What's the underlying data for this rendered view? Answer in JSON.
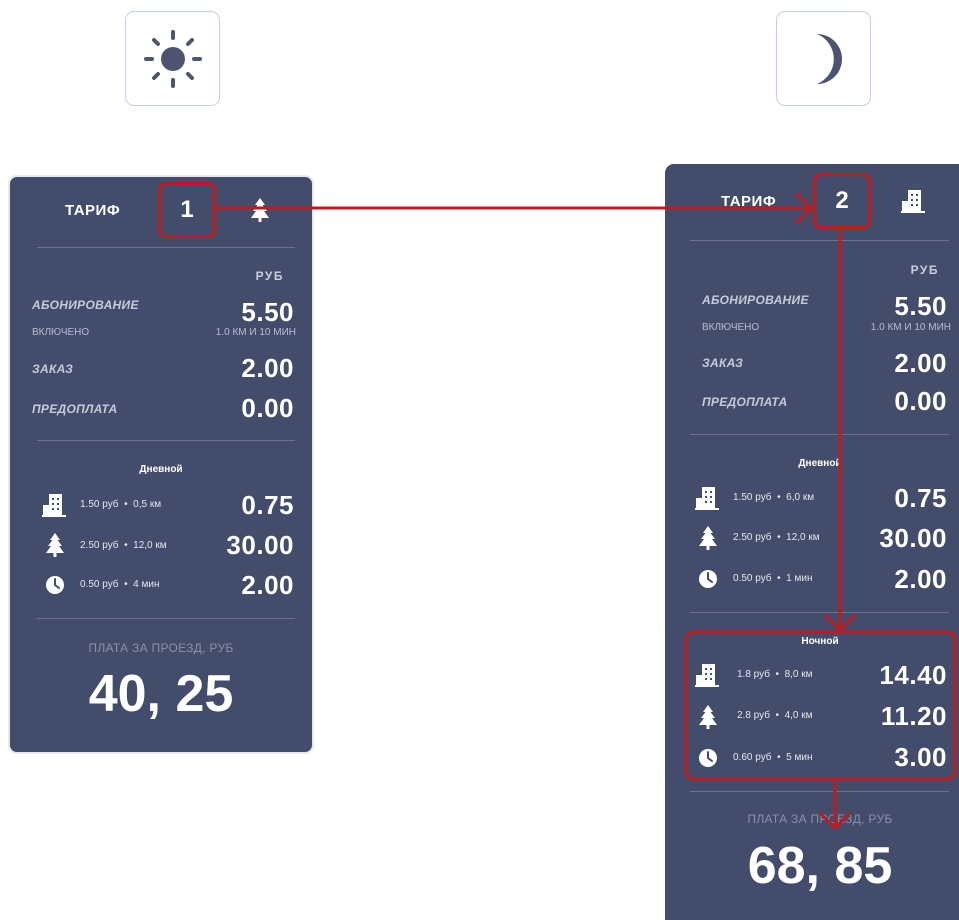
{
  "theme_buttons": {
    "day_icon": "sun-icon",
    "night_icon": "moon-icon"
  },
  "day": {
    "tariff_label": "ТАРИФ",
    "tariff_number": "1",
    "tariff_icon": "tree-icon",
    "currency": "РУБ",
    "subscription_label": "АБОНИРОВАНИЕ",
    "subscription_value": "5.50",
    "included_label": "ВКЛЮЧЕНО",
    "included_value": "1.0 КМ И 10 МИН",
    "order_label": "ЗАКАЗ",
    "order_value": "2.00",
    "prepay_label": "ПРЕДОПЛАТА",
    "prepay_value": "0.00",
    "section_title": "Дневной",
    "rows": [
      {
        "icon": "building-icon",
        "rate": "1.50 руб",
        "amount": "0,5 км",
        "value": "0.75"
      },
      {
        "icon": "tree-icon",
        "rate": "2.50 руб",
        "amount": "12,0 км",
        "value": "30.00"
      },
      {
        "icon": "clock-icon",
        "rate": "0.50 руб",
        "amount": "4 мин",
        "value": "2.00"
      }
    ],
    "fare_label": "ПЛАТА ЗА ПРОЕЗД, РУБ",
    "total": "40, 25"
  },
  "night": {
    "tariff_label": "ТАРИФ",
    "tariff_number": "2",
    "tariff_icon": "building-icon",
    "currency": "РУБ",
    "subscription_label": "АБОНИРОВАНИЕ",
    "subscription_value": "5.50",
    "included_label": "ВКЛЮЧЕНО",
    "included_value": "1.0 КМ И 10 МИН",
    "order_label": "ЗАКАЗ",
    "order_value": "2.00",
    "prepay_label": "ПРЕДОПЛАТА",
    "prepay_value": "0.00",
    "day_section_title": "Дневной",
    "day_rows": [
      {
        "icon": "building-icon",
        "rate": "1.50 руб",
        "amount": "6,0 км",
        "value": "0.75"
      },
      {
        "icon": "tree-icon",
        "rate": "2.50 руб",
        "amount": "12,0 км",
        "value": "30.00"
      },
      {
        "icon": "clock-icon",
        "rate": "0.50 руб",
        "amount": "1 мин",
        "value": "2.00"
      }
    ],
    "night_section_title": "Ночной",
    "night_rows": [
      {
        "icon": "building-icon",
        "rate": "1.8 руб",
        "amount": "8,0 км",
        "value": "14.40"
      },
      {
        "icon": "tree-icon",
        "rate": "2.8 руб",
        "amount": "4,0 км",
        "value": "11.20"
      },
      {
        "icon": "clock-icon",
        "rate": "0.60 руб",
        "amount": "5 мин",
        "value": "3.00"
      }
    ],
    "fare_label": "ПЛАТА ЗА ПРОЕЗД, РУБ",
    "total": "68, 85"
  },
  "colors": {
    "panel": "#444c6b",
    "highlight": "#c01a1f",
    "button_border": "#c4cff0",
    "sun": "#4e5470"
  }
}
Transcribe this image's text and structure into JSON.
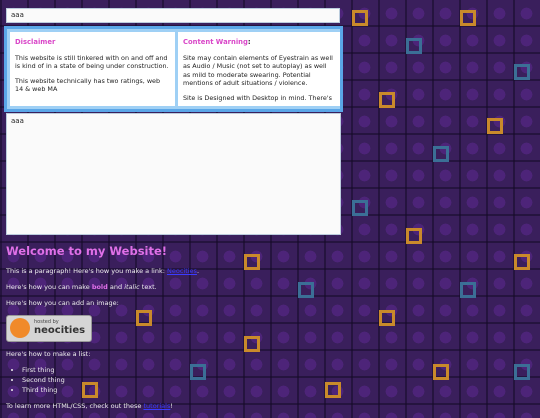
{
  "top_input": "aaa",
  "disclaimer": {
    "title": "Disclaimer",
    "p1": "This website is still tinkered with on and off and is kind of in a state of being under construction.",
    "p2": "This website technically has two ratings, web 14 & web MA"
  },
  "warning": {
    "title": "Content Warning",
    "colon": ":",
    "p1": "Site may contain elements of Eyestrain as well as Audio / Music (not set to autoplay) as well as mild to moderate swearing. Potential mentions of adult situations / violence.",
    "p2": "Site is Designed with Desktop in mind. There's"
  },
  "big_box_text": "aaa",
  "main": {
    "heading": "Welcome to my Website!",
    "para1_pre": "This is a paragraph! Here's how you make a link: ",
    "para1_link": "Neocities",
    "para1_post": ".",
    "para2_pre": "Here's how you can make ",
    "para2_bold": "bold",
    "para2_mid": " and ",
    "para2_italic": "italic",
    "para2_post": " text.",
    "para3": "Here's how you can add an image:",
    "badge_small": "hosted by",
    "badge_big": "neocities",
    "para4": "Here's how to make a list:",
    "list": [
      "First thing",
      "Second thing",
      "Third thing"
    ],
    "para5_pre": "To learn more HTML/CSS, check out these ",
    "para5_link": "tutorials",
    "para5_post": "!"
  },
  "colors": {
    "background": "#3a1f5c",
    "accent_pink": "#e070e8",
    "info_border": "#5aa6e8"
  }
}
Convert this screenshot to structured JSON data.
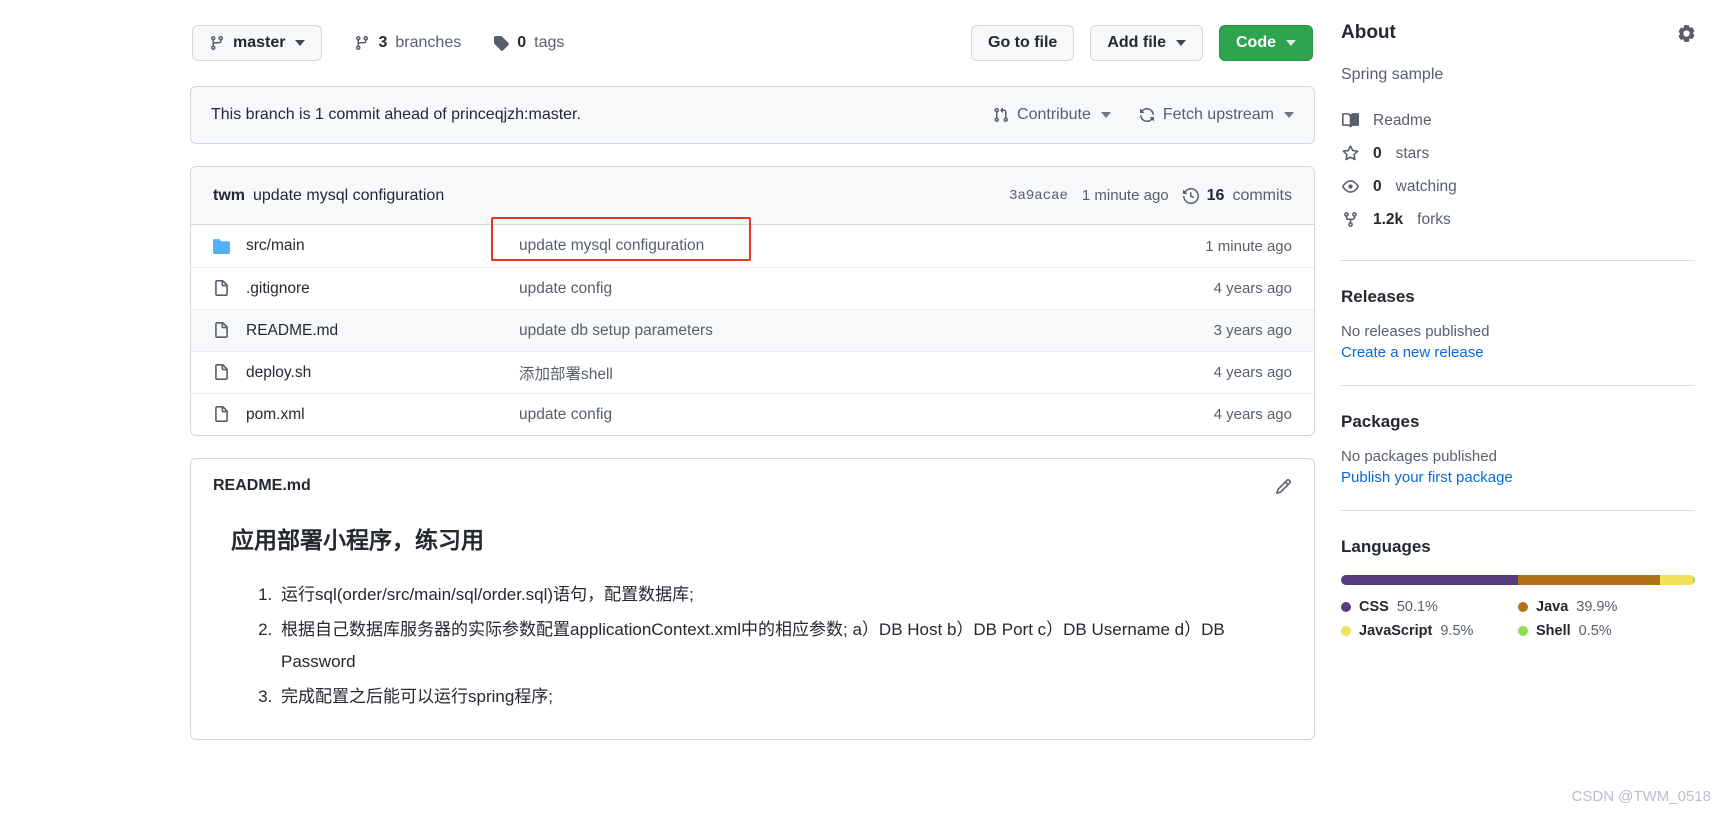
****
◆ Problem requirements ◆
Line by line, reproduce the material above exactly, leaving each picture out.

◆ Response ◆
What's the underlying data for this rendered view? Answer in JSON.
{
  "theme_buttons": {
    "day_icon": "sun-icon",
    "night_icon": "moon-icon"
  },
  "day": {
    "tariff_label": "ТАРИФ",
    "tariff_number": "1",
    "tariff_icon": "tree-icon",
    "currency": "РУБ",
    "subscription_label": "АБОНИРОВАНИЕ",
    "subscription_value": "5.50",
    "included_label": "ВКЛЮЧЕНО",
    "included_value": "1.0 КМ И 10 МИН",
    "order_label": "ЗАКАЗ",
    "order_value": "2.00",
    "prepay_label": "ПРЕДОПЛАТА",
    "prepay_value": "0.00",
    "section_title": "Дневной",
    "rows": [
      {
        "icon": "building-icon",
        "rate": "1.50 руб",
        "amount": "0,5 км",
        "value": "0.75"
      },
      {
        "icon": "tree-icon",
        "rate": "2.50 руб",
        "amount": "12,0 км",
        "value": "30.00"
      },
      {
        "icon": "clock-icon",
        "rate": "0.50 руб",
        "amount": "4 мин",
        "value": "2.00"
      }
    ],
    "fare_label": "ПЛАТА ЗА ПРОЕЗД, РУБ",
    "total": "40, 25"
  },
  "night": {
    "tariff_label": "ТАРИФ",
    "tariff_number": "2",
    "tariff_icon": "building-icon",
    "currency": "РУБ",
    "subscription_label": "АБОНИРОВАНИЕ",
    "subscription_value": "5.50",
    "included_label": "ВКЛЮЧЕНО",
    "included_value": "1.0 КМ И 10 МИН",
    "order_label": "ЗАКАЗ",
    "order_value": "2.00",
    "prepay_label": "ПРЕДОПЛАТА",
    "prepay_value": "0.00",
    "day_section_title": "Дневной",
    "day_rows": [
      {
        "icon": "building-icon",
        "rate": "1.50 руб",
        "amount": "6,0 км",
        "value": "0.75"
      },
      {
        "icon": "tree-icon",
        "rate": "2.50 руб",
        "amount": "12,0 км",
        "value": "30.00"
      },
      {
        "icon": "clock-icon",
        "rate": "0.50 руб",
        "amount": "1 мин",
        "value": "2.00"
      }
    ],
    "night_section_title": "Ночной",
    "night_rows": [
      {
        "icon": "building-icon",
        "rate": "1.8 руб",
        "amount": "8,0 км",
        "value": "14.40"
      },
      {
        "icon": "tree-icon",
        "rate": "2.8 руб",
        "amount": "4,0 км",
        "value": "11.20"
      },
      {
        "icon": "clock-icon",
        "rate": "0.60 руб",
        "amount": "5 мин",
        "value": "3.00"
      }
    ],
    "fare_label": "ПЛАТА ЗА ПРОЕЗД, РУБ",
    "total": "68, 85"
  },
  "colors": {
    "panel": "#444c6b",
    "highlight": "#c01a1f",
    "button_border": "#c4cff0",
    "sun": "#4e5470"
  }
}
Transcribe this image's text and structure into JSON.
{
  "top_input": "aaa",
  "disclaimer": {
    "title": "Disclaimer",
    "p1": "This website is still tinkered with on and off and is kind of in a state of being under construction.",
    "p2": "This website technically has two ratings, web 14 & web MA"
  },
  "warning": {
    "title": "Content Warning",
    "colon": ":",
    "p1": "Site may contain elements of Eyestrain as well as Audio / Music (not set to autoplay) as well as mild to moderate swearing. Potential mentions of adult situations / violence.",
    "p2": "Site is Designed with Desktop in mind. There's"
  },
  "big_box_text": "aaa",
  "main": {
    "heading": "Welcome to my Website!",
    "para1_pre": "This is a paragraph! Here's how you make a link: ",
    "para1_link": "Neocities",
    "para1_post": ".",
    "para2_pre": "Here's how you can make ",
    "para2_bold": "bold",
    "para2_mid": " and ",
    "para2_italic": "italic",
    "para2_post": " text.",
    "para3": "Here's how you can add an image:",
    "badge_small": "hosted by",
    "badge_big": "neocities",
    "para4": "Here's how to make a list:",
    "list": [
      "First thing",
      "Second thing",
      "Third thing"
    ],
    "para5_pre": "To learn more HTML/CSS, check out these ",
    "para5_link": "tutorials",
    "para5_post": "!"
  },
  "colors": {
    "background": "#3a1f5c",
    "accent_pink": "#e070e8",
    "info_border": "#5aa6e8"
  }
}
Convert this screenshot to structured JSON data.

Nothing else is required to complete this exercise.